insisted there be no service.
Insisted. How dare they use such a word.
What kind of people have we become?
In the end Jane gave in and told Ted
in the other room, where she thought
she couldn't be overheard, Oh let Daddy have
his little sermon. What difference does it make?
Do you want him to crack up now?
So they all went along with it.
Fifty-four, he said, was too young to die.
He had repeated it countless times already
during the last three days. Everyone agreed.
No one could think of a motive.
Even her purse was under the rain coat.
Damn it! Damn it! he cursed into the dark.
He lay there mourning for Mary, groping
for some way to understand the sense of
loss and despair that had taken her place.
He had always been susceptible to
the pull of the dread weight of inertia.
Mary had claimed it came from reading
all those "morbid" books. He had to confess
they had something to do with it,
yet helped him to understand the modern age.
How she would knowingly smile,
as though none of it really mattered.
Sunk beneath the wat'ry floor, he rolled
the syllables off his tongue.
Gone are those days of unabashed affirmation.
Tennyson hit the right note:
"So runs my dream: but what am I?
an infant crying in the night,
an infant crying for the light,
and with no language but a cry."
He turned over and stared up at the lily.
Even though his eyes had adjusted to
the dark, the curtains were closed too far
to allow the normal darkness in.
He thought he could see it but wasn't sure.
The larger hope has been gone for a long time,
he mused. Who the hell am I kidding?
Even she would have scorned me to my face.
"Not the porch of spirits lingering"

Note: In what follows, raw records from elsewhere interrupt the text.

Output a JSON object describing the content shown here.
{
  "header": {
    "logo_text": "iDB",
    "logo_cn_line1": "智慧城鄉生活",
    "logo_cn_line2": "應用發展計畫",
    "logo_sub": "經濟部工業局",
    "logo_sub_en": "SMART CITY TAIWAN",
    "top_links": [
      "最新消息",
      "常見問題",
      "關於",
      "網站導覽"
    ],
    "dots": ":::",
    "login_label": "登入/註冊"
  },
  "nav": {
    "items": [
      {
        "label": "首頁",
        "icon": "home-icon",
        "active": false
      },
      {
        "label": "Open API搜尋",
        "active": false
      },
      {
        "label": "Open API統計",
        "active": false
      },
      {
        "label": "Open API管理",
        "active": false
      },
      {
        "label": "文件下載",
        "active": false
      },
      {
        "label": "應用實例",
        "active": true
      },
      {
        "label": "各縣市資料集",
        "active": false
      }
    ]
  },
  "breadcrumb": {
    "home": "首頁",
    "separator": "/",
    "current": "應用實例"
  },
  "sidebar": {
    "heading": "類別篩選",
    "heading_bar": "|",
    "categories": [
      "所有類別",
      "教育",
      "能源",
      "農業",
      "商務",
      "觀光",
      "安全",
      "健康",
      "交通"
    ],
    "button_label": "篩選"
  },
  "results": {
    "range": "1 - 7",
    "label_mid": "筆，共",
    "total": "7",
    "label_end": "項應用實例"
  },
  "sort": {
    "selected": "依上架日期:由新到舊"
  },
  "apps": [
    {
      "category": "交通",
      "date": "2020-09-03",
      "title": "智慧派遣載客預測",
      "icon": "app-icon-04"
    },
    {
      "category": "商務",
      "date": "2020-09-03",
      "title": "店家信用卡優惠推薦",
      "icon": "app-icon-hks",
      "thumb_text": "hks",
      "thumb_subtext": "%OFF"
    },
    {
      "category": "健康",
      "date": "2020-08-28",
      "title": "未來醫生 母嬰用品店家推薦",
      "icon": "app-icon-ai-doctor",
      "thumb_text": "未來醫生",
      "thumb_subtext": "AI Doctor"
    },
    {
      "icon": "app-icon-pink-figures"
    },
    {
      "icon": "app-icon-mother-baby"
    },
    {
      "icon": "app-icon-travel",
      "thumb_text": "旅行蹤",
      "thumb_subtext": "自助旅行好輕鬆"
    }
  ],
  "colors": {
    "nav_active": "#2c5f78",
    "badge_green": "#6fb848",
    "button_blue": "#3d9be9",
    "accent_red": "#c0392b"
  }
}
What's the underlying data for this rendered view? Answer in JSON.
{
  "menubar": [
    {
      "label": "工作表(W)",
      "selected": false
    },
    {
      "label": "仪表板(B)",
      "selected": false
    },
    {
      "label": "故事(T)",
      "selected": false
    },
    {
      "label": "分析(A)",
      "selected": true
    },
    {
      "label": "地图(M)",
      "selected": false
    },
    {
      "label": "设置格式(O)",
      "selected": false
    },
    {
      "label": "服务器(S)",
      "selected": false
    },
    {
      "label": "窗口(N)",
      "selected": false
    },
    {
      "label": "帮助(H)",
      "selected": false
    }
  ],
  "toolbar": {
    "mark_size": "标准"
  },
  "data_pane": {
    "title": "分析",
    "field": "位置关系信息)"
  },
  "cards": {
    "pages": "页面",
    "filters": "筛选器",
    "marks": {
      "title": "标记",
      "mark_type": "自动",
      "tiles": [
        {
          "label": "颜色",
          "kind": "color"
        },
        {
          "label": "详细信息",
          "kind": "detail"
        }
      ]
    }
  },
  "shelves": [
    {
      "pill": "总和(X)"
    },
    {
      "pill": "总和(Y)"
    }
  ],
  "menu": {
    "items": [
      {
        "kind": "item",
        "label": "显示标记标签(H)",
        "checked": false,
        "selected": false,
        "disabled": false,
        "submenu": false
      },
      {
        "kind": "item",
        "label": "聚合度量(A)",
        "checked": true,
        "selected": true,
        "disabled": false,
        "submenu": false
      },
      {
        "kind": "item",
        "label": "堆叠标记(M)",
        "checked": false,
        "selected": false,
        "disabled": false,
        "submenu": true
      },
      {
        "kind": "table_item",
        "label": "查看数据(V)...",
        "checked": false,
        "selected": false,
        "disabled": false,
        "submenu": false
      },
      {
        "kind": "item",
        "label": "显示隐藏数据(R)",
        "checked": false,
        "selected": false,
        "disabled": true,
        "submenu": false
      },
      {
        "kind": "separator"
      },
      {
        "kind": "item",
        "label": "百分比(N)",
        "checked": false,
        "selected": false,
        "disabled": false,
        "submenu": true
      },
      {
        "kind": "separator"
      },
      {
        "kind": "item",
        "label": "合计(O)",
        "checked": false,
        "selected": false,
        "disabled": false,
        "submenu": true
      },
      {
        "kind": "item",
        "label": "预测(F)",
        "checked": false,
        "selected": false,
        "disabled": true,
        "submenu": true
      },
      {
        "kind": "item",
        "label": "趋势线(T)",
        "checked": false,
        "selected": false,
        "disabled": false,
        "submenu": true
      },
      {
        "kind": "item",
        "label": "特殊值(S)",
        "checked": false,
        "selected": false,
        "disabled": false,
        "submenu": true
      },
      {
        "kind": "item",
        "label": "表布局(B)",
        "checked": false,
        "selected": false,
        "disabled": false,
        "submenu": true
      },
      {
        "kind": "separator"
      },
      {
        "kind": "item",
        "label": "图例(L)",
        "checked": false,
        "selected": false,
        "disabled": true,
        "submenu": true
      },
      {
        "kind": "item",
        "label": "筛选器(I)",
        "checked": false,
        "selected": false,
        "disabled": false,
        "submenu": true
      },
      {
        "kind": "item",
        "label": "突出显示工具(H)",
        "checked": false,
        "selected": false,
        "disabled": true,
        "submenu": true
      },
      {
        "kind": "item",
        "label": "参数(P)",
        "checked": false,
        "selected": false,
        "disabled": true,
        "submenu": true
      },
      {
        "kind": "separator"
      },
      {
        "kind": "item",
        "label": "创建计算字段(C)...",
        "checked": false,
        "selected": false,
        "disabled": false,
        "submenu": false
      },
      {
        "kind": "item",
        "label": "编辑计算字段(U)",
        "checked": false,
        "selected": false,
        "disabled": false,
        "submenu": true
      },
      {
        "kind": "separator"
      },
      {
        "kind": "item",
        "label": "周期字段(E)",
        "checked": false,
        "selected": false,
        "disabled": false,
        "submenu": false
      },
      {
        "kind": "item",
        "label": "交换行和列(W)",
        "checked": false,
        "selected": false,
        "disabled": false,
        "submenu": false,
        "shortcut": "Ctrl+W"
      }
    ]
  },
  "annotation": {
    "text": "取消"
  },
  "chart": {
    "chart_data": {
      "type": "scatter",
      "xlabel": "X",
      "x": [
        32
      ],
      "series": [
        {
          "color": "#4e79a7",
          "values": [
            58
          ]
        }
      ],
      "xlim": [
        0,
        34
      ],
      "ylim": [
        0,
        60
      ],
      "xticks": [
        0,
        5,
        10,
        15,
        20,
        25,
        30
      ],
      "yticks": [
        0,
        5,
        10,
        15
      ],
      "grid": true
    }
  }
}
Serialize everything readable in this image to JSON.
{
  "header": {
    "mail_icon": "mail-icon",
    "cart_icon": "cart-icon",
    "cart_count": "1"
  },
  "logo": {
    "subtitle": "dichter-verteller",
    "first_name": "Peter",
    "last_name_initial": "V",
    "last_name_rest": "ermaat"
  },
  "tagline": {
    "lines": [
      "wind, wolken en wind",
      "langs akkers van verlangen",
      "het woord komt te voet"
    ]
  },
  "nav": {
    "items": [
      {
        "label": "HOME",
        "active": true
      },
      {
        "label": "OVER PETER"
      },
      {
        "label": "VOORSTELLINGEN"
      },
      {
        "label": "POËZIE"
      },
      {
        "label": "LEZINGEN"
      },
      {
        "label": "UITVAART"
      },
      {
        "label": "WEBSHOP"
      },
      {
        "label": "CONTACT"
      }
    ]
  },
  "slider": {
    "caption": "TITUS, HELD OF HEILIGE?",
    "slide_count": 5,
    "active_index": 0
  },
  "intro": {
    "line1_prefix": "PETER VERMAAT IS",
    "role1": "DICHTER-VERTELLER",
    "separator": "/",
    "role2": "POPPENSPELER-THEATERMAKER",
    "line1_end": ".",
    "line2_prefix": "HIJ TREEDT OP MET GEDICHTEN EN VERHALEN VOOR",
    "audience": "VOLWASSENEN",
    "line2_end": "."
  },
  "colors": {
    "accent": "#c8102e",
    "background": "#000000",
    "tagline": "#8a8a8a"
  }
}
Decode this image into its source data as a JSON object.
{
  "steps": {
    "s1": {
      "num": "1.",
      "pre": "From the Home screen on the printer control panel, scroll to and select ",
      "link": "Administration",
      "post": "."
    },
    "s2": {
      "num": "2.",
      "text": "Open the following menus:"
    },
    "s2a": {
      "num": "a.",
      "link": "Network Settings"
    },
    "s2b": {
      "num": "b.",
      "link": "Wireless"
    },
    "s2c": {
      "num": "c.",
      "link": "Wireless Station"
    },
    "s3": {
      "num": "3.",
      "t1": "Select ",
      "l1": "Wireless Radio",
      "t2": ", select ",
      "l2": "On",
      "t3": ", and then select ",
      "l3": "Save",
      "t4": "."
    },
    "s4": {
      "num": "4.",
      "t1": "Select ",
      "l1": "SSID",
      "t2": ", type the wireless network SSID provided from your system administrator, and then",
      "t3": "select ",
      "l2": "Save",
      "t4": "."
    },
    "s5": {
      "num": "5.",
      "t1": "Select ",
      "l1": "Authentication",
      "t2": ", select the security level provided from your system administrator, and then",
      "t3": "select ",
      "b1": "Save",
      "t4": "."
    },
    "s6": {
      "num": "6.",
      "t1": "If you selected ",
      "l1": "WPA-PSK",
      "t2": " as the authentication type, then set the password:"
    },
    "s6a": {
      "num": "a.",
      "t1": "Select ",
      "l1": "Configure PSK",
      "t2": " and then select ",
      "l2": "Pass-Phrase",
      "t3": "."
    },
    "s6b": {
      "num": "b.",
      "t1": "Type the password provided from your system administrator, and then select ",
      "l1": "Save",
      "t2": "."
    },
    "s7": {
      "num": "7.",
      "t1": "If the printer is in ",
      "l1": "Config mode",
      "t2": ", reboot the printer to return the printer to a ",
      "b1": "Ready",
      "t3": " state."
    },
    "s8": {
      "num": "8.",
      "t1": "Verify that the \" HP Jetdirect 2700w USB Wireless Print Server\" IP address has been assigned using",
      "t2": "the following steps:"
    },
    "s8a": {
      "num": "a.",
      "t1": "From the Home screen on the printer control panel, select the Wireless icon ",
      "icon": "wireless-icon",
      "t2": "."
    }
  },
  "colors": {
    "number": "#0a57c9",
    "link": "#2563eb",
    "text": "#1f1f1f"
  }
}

but "the grave of Jesus, where he lay,"
and that's all she ever expected.
Maybe she's right. It's all an illusion.
Freud has proven that, she used to say.
He shuddered as he thought of her cold flesh
under his trembling lips that evening,
the stab wound at the back of her neck,
hidden by a white silk scarf.
She's dead and our children are drug users--
one a lesbian infected with AIDS--
shallow, greedy, licentious filth.
Copyright © 2002 Frederick Glaysher